This article contains data from a 2022 Statistics Canada study that captures data up to 2018.
Source: CIC News
Many international students who graduate from eligible Canadian Designated Learning Institutions (DLIs) utilize the Post-Graduation Work Permit (PGWP) Program to extend their stay in Canada in order to work and build a life in this country.
Note: As defined by the Canadian government, a DLI is “a school approved by a provincial or territorial government to host international students.”
In fact, in a review of PGWP holders by yearly graduation cohort, the total number of PGWP holders in Canada has risen every year. According to the study, 29% of graduates from the 2008 cohort held a PGWP five years later. That number rose an additional five percent for the 2009 graduating class and has continued rising steadily.
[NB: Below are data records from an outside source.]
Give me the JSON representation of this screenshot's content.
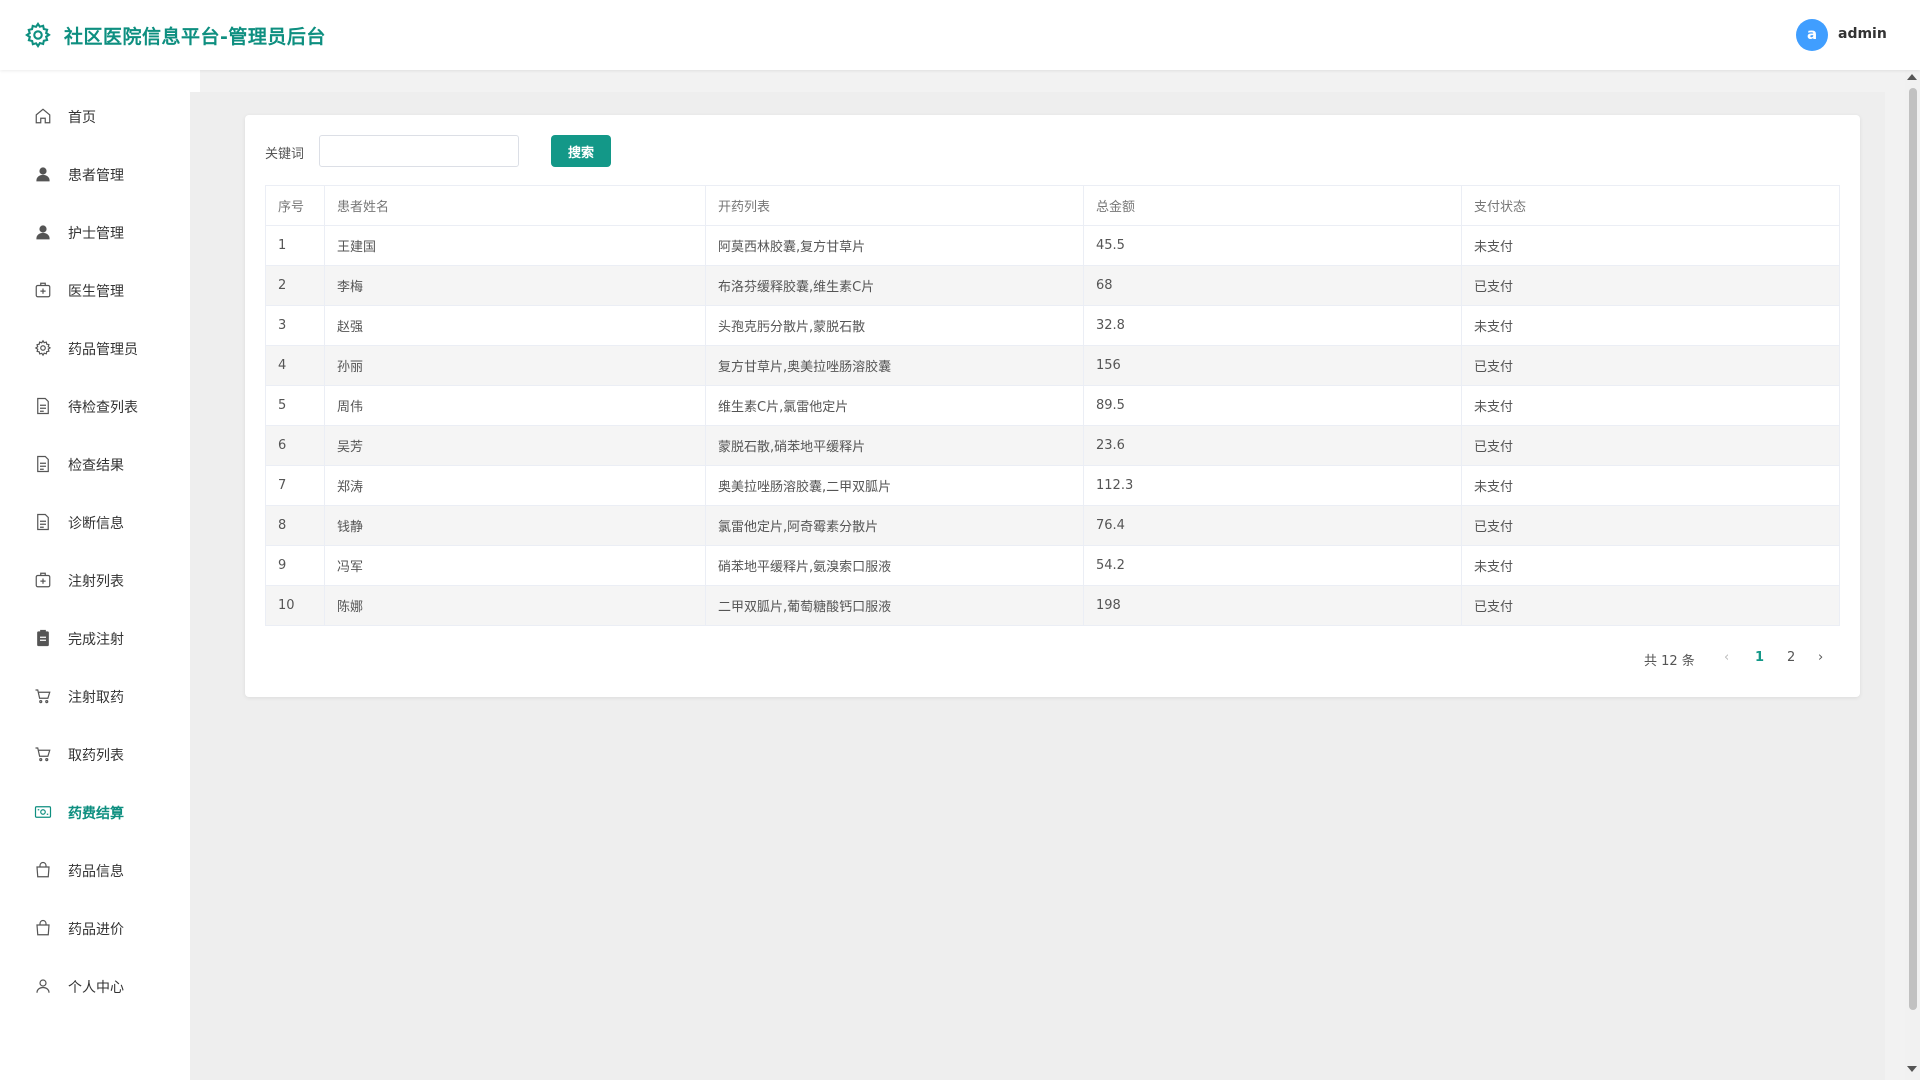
{
  "header": {
    "title": "社区医院信息平台-管理员后台",
    "avatar_letter": "a",
    "username": "admin"
  },
  "colors": {
    "accent": "#0e8f80",
    "button": "#139888",
    "avatar": "#409eff"
  },
  "sidebar": {
    "items": [
      {
        "label": "首页",
        "icon": "home-icon"
      },
      {
        "label": "患者管理",
        "icon": "user-filled-icon"
      },
      {
        "label": "护士管理",
        "icon": "user-filled-icon"
      },
      {
        "label": "医生管理",
        "icon": "first-aid-kit-icon"
      },
      {
        "label": "药品管理员",
        "icon": "gear-icon"
      },
      {
        "label": "待检查列表",
        "icon": "document-icon"
      },
      {
        "label": "检查结果",
        "icon": "document-icon"
      },
      {
        "label": "诊断信息",
        "icon": "document-icon"
      },
      {
        "label": "注射列表",
        "icon": "first-aid-kit-icon"
      },
      {
        "label": "完成注射",
        "icon": "clipboard-icon"
      },
      {
        "label": "注射取药",
        "icon": "cart-icon"
      },
      {
        "label": "取药列表",
        "icon": "cart-icon"
      },
      {
        "label": "药费结算",
        "icon": "money-icon",
        "active": true
      },
      {
        "label": "药品信息",
        "icon": "bag-icon"
      },
      {
        "label": "药品进价",
        "icon": "bag-icon"
      },
      {
        "label": "个人中心",
        "icon": "user-icon"
      }
    ]
  },
  "search": {
    "label": "关键词",
    "value": "",
    "placeholder": "",
    "button_label": "搜索"
  },
  "table": {
    "columns": [
      "序号",
      "患者姓名",
      "开药列表",
      "总金额",
      "支付状态"
    ],
    "rows": [
      [
        "1",
        "王建国",
        "阿莫西林胶囊,复方甘草片",
        "45.5",
        "未支付"
      ],
      [
        "2",
        "李梅",
        "布洛芬缓释胶囊,维生素C片",
        "68",
        "已支付"
      ],
      [
        "3",
        "赵强",
        "头孢克肟分散片,蒙脱石散",
        "32.8",
        "未支付"
      ],
      [
        "4",
        "孙丽",
        "复方甘草片,奥美拉唑肠溶胶囊",
        "156",
        "已支付"
      ],
      [
        "5",
        "周伟",
        "维生素C片,氯雷他定片",
        "89.5",
        "未支付"
      ],
      [
        "6",
        "吴芳",
        "蒙脱石散,硝苯地平缓释片",
        "23.6",
        "已支付"
      ],
      [
        "7",
        "郑涛",
        "奥美拉唑肠溶胶囊,二甲双胍片",
        "112.3",
        "未支付"
      ],
      [
        "8",
        "钱静",
        "氯雷他定片,阿奇霉素分散片",
        "76.4",
        "已支付"
      ],
      [
        "9",
        "冯军",
        "硝苯地平缓释片,氨溴索口服液",
        "54.2",
        "未支付"
      ],
      [
        "10",
        "陈娜",
        "二甲双胍片,葡萄糖酸钙口服液",
        "198",
        "已支付"
      ]
    ]
  },
  "pagination": {
    "total_text": "共 12 条",
    "prev": "‹",
    "pages": [
      "1",
      "2"
    ],
    "current": "1",
    "next": "›"
  }
}
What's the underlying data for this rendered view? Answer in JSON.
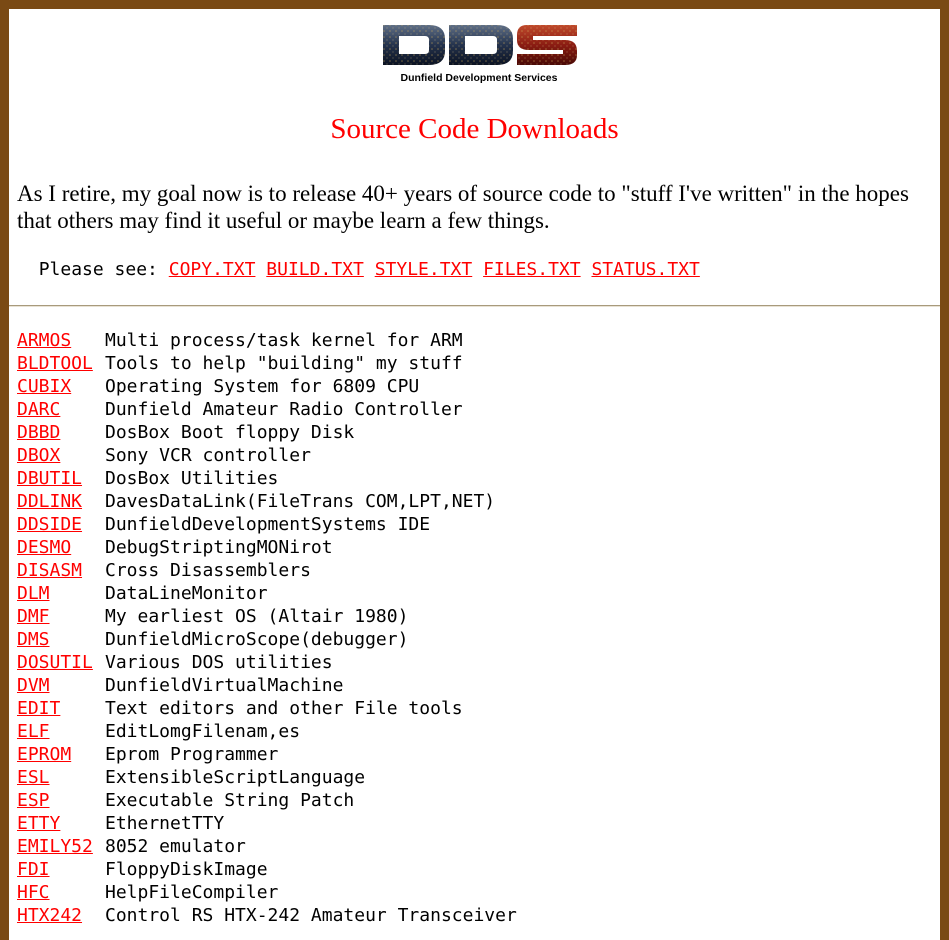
{
  "logo": {
    "letters": "DDS",
    "caption": "Dunfield Development Services"
  },
  "title": "Source Code Downloads",
  "intro": "As I retire, my goal now is to release 40+ years of source code to \"stuff I've written\" in the hopes that others may find it useful or maybe learn a few things.",
  "please_see": {
    "label": "Please see:",
    "links": [
      "COPY.TXT",
      "BUILD.TXT",
      "STYLE.TXT",
      "FILES.TXT",
      "STATUS.TXT"
    ]
  },
  "entries": [
    {
      "name": "ARMOS",
      "desc": "Multi process/task kernel for ARM"
    },
    {
      "name": "BLDTOOL",
      "desc": "Tools to help \"building\" my stuff"
    },
    {
      "name": "CUBIX",
      "desc": "Operating System for 6809 CPU"
    },
    {
      "name": "DARC",
      "desc": "Dunfield Amateur Radio Controller"
    },
    {
      "name": "DBBD",
      "desc": "DosBox Boot floppy Disk"
    },
    {
      "name": "DBOX",
      "desc": "Sony VCR controller"
    },
    {
      "name": "DBUTIL",
      "desc": "DosBox Utilities"
    },
    {
      "name": "DDLINK",
      "desc": "DavesDataLink(FileTrans COM,LPT,NET)"
    },
    {
      "name": "DDSIDE",
      "desc": "DunfieldDevelopmentSystems IDE"
    },
    {
      "name": "DESMO",
      "desc": "DebugStriptingMONirot"
    },
    {
      "name": "DISASM",
      "desc": "Cross Disassemblers"
    },
    {
      "name": "DLM",
      "desc": "DataLineMonitor"
    },
    {
      "name": "DMF",
      "desc": "My earliest OS (Altair 1980)"
    },
    {
      "name": "DMS",
      "desc": "DunfieldMicroScope(debugger)"
    },
    {
      "name": "DOSUTIL",
      "desc": "Various DOS utilities"
    },
    {
      "name": "DVM",
      "desc": "DunfieldVirtualMachine"
    },
    {
      "name": "EDIT",
      "desc": "Text editors and other File tools"
    },
    {
      "name": "ELF",
      "desc": "EditLomgFilenam,es"
    },
    {
      "name": "EPROM",
      "desc": "Eprom Programmer"
    },
    {
      "name": "ESL",
      "desc": "ExtensibleScriptLanguage"
    },
    {
      "name": "ESP",
      "desc": "Executable String Patch"
    },
    {
      "name": "ETTY",
      "desc": "EthernetTTY"
    },
    {
      "name": "EMILY52",
      "desc": "8052 emulator"
    },
    {
      "name": "FDI",
      "desc": "FloppyDiskImage"
    },
    {
      "name": "HFC",
      "desc": "HelpFileCompiler"
    },
    {
      "name": "HTX242",
      "desc": "Control RS HTX-242 Amateur Transceiver"
    }
  ]
}
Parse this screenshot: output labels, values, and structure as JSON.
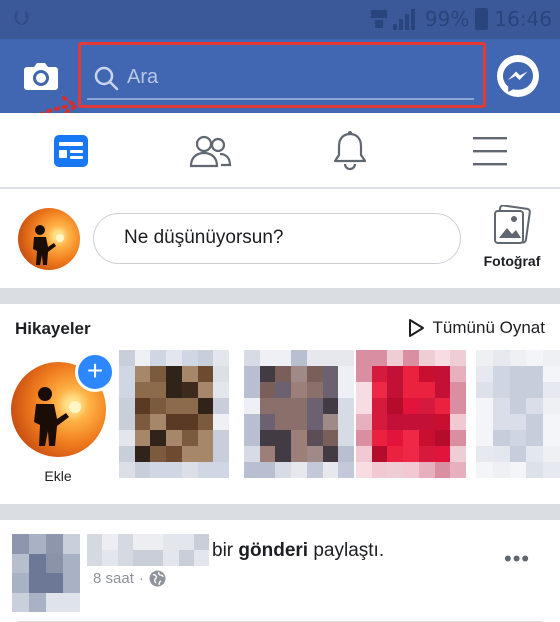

The 2013 graduating cohort saw 52% of its graduates obtain a PGWP five years later.
Further exemplifying the growth of the PGWP, statistics show a 528% increase in the total number of PGWP holders between 2008 and 2018 (from 10,300 to 64,700).
Why have more international students sought PGWPs?
Notably, at the time of writing, Canada has over 807,000 international students holding valid study permits across the country.
According to data from Statistics Canada, the reason for the rising prevalence of the PGWP is two-fold: PGWPs allow international student graduates to make earn a living in Canada and they are a valuable tool for obtaining permanent residency in this country.
Median earnings for PGWP holders up between 2008 and 2018
In the 2018 tax year, the median average “earnings for valid [PGWP] holders with positive T4 earnings” was $26,800. In 2008, that figure was just $14,500 (in 2018 dollars).
Appropriately, there is now significantly greater earning potential for PGWP holders across Canada, giving credence to the rise in PGWP holders over time.
Note: In 2008, the lowest median earnings for PGWP holders in any province was $10,600 (Quebec). 2008’s highest earnings were recorded in Alberta, where PGWP holders saw median average earnings of $24,000. Those numbers ballooned to $23,200 (Quebec) and $32,000 (Alberta), respectively, in 2018.
PGWPs are allowing more international students to become permanent residents in Canada
Through the PGWP, permit holders are increasingly becoming able to transition to becoming Canadian permanent residents (PRs) after completing their education.
PGWPs are the main way for international students to work in Canada upon graduation from a Canadian DLI. These open work permits allow holders to work for any Canadian employer of their choice for a maximum of three years.
Note: The actual length of a PGWP will depend on the length of the post-secondary program from which the permit applicant graduated.
The work experience gained through a PGWP can thus prove very beneficial for prospective PRs, as many permanent resident pathways in this country directly reward candidates who possess Canadian work experience.
Therefore, PGWPs can have a direct impact on the success that international students experience with acquiring permanent resident status in Canada, further explaining the increased popularity of this work permit program over time.
In fact, according to Statistics Canada’s data, “almost three-quarters of all PGWP holders became permanent residents within five years of having obtained their PGWP”.
Although these numbers vary among PGWP holders who obtained different educational credentials (ex. bachelor’s vs master’s degree etc.), it is evident that an increasing number of Canadian international students are now using the PGWPP to help them transition from their educational career to life as a PR in Canada.
More about the PGWP
The above-outlined data explains why current international students, as well as individuals looking to study in Canada in the future, would benefit from learning about the PGWP should they intend to eventually become permanent residents in Canada.
International students currently in Canada or those considering a future education in Canada can click here to learn more about this increasingly prevalent Canadian work permit program.